# [PROBLEM STATEMENT]
Please work out how many lines in the data below contain "screenshot", and reply with that number alone.

# [MATERIALS PROVIDED]
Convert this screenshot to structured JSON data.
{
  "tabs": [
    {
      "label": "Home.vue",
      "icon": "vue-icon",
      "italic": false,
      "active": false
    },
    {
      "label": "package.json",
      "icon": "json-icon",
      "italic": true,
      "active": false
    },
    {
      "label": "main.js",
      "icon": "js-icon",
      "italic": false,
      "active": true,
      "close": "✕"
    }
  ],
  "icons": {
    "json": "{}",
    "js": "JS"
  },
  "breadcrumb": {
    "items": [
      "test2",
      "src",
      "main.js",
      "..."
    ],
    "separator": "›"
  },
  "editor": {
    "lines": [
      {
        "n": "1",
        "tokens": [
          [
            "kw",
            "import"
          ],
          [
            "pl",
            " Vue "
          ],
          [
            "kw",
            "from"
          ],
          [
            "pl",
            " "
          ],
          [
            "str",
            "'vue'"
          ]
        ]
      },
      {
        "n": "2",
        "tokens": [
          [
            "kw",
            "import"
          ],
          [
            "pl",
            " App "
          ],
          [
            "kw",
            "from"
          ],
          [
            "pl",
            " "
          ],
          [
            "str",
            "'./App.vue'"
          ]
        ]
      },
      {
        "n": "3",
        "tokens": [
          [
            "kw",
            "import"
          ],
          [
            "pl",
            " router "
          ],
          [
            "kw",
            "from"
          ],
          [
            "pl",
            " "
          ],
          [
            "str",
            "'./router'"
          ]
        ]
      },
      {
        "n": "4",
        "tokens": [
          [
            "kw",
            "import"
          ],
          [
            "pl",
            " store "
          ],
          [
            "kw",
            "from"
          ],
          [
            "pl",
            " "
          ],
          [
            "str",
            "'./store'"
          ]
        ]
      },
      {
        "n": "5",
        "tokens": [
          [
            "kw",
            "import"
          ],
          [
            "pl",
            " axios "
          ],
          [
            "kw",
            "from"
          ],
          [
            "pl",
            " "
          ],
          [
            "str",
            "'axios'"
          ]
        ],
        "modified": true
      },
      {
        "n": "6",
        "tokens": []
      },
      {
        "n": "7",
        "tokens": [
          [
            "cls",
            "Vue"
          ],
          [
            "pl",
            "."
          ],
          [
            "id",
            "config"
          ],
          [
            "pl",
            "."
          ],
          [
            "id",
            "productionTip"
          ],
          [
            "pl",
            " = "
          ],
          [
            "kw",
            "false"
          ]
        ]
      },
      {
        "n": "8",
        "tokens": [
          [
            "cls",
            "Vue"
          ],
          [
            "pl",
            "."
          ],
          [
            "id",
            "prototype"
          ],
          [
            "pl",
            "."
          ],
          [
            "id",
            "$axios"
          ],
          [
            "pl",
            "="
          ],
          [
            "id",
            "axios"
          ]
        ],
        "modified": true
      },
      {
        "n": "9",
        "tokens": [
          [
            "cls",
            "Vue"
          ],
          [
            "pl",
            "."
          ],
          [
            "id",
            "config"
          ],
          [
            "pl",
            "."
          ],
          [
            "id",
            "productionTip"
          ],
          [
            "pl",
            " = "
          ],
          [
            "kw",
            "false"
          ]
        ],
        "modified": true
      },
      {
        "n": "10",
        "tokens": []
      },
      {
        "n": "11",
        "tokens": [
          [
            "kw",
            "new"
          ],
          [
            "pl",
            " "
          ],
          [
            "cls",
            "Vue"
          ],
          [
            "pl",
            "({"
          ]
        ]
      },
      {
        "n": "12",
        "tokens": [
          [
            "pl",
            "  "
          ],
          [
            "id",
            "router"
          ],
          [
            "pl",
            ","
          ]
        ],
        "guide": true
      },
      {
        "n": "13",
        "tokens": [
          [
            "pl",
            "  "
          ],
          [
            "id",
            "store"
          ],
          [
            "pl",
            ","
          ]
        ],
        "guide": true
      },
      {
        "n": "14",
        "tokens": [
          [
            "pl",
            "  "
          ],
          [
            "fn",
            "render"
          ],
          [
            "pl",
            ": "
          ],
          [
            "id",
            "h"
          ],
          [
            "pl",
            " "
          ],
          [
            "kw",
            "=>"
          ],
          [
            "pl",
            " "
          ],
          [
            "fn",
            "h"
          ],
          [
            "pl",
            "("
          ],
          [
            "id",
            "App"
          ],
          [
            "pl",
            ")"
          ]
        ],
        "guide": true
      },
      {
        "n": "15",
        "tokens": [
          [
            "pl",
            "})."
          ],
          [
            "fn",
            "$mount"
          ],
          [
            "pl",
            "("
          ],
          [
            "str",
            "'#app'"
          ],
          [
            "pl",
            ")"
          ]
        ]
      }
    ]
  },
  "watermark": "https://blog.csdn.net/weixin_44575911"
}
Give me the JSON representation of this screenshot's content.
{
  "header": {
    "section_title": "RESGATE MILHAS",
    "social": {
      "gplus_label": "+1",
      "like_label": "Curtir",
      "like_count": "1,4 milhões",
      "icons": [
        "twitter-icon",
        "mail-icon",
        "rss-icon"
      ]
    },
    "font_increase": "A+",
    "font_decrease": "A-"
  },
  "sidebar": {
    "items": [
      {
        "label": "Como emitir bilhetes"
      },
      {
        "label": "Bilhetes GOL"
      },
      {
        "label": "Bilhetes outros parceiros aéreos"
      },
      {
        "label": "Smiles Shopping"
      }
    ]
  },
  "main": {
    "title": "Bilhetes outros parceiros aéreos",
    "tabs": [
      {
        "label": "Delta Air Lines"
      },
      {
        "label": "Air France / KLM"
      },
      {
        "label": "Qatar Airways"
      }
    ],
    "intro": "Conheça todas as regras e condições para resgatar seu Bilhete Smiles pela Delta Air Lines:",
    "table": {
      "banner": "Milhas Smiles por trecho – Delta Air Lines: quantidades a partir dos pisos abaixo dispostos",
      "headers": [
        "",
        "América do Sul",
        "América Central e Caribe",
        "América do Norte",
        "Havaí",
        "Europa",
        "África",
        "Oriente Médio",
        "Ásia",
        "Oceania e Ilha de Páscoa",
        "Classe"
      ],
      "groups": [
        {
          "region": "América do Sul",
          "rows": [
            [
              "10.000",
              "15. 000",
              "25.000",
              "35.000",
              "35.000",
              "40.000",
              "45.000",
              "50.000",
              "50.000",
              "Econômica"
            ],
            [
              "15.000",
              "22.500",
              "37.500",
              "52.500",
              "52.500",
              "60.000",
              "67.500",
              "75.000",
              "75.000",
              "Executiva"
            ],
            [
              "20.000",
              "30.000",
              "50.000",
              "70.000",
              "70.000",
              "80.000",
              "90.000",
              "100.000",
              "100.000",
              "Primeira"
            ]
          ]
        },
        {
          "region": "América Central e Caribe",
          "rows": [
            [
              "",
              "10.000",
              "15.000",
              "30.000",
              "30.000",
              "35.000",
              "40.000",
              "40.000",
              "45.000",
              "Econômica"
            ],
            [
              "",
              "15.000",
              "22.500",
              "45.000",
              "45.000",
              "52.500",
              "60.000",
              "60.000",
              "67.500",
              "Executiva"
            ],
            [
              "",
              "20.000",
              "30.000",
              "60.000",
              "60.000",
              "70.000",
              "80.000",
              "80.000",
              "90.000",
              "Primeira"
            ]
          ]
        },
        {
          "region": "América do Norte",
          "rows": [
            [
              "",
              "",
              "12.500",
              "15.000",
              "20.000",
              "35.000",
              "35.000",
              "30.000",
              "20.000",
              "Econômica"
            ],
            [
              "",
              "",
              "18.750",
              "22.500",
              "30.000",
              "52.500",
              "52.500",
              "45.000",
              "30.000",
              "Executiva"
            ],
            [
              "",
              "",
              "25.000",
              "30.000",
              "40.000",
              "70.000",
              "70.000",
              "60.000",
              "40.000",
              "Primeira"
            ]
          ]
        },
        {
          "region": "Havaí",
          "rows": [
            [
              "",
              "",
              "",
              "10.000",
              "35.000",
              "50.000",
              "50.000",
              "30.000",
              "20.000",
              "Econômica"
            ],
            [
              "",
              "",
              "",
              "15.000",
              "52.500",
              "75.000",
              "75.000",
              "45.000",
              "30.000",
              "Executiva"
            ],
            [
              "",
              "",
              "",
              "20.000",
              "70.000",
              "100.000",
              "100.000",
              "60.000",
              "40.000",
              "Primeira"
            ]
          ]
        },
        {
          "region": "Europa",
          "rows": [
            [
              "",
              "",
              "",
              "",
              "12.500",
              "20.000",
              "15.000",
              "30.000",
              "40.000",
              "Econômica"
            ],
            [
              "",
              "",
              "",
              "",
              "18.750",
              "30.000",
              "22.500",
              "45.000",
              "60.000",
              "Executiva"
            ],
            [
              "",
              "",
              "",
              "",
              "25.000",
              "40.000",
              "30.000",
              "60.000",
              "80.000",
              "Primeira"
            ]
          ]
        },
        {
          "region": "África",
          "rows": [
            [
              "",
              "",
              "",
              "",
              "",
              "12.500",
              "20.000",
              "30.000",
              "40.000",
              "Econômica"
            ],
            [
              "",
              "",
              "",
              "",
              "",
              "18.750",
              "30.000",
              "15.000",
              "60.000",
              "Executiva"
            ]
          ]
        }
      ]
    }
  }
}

# [COMPLETED TASK]
2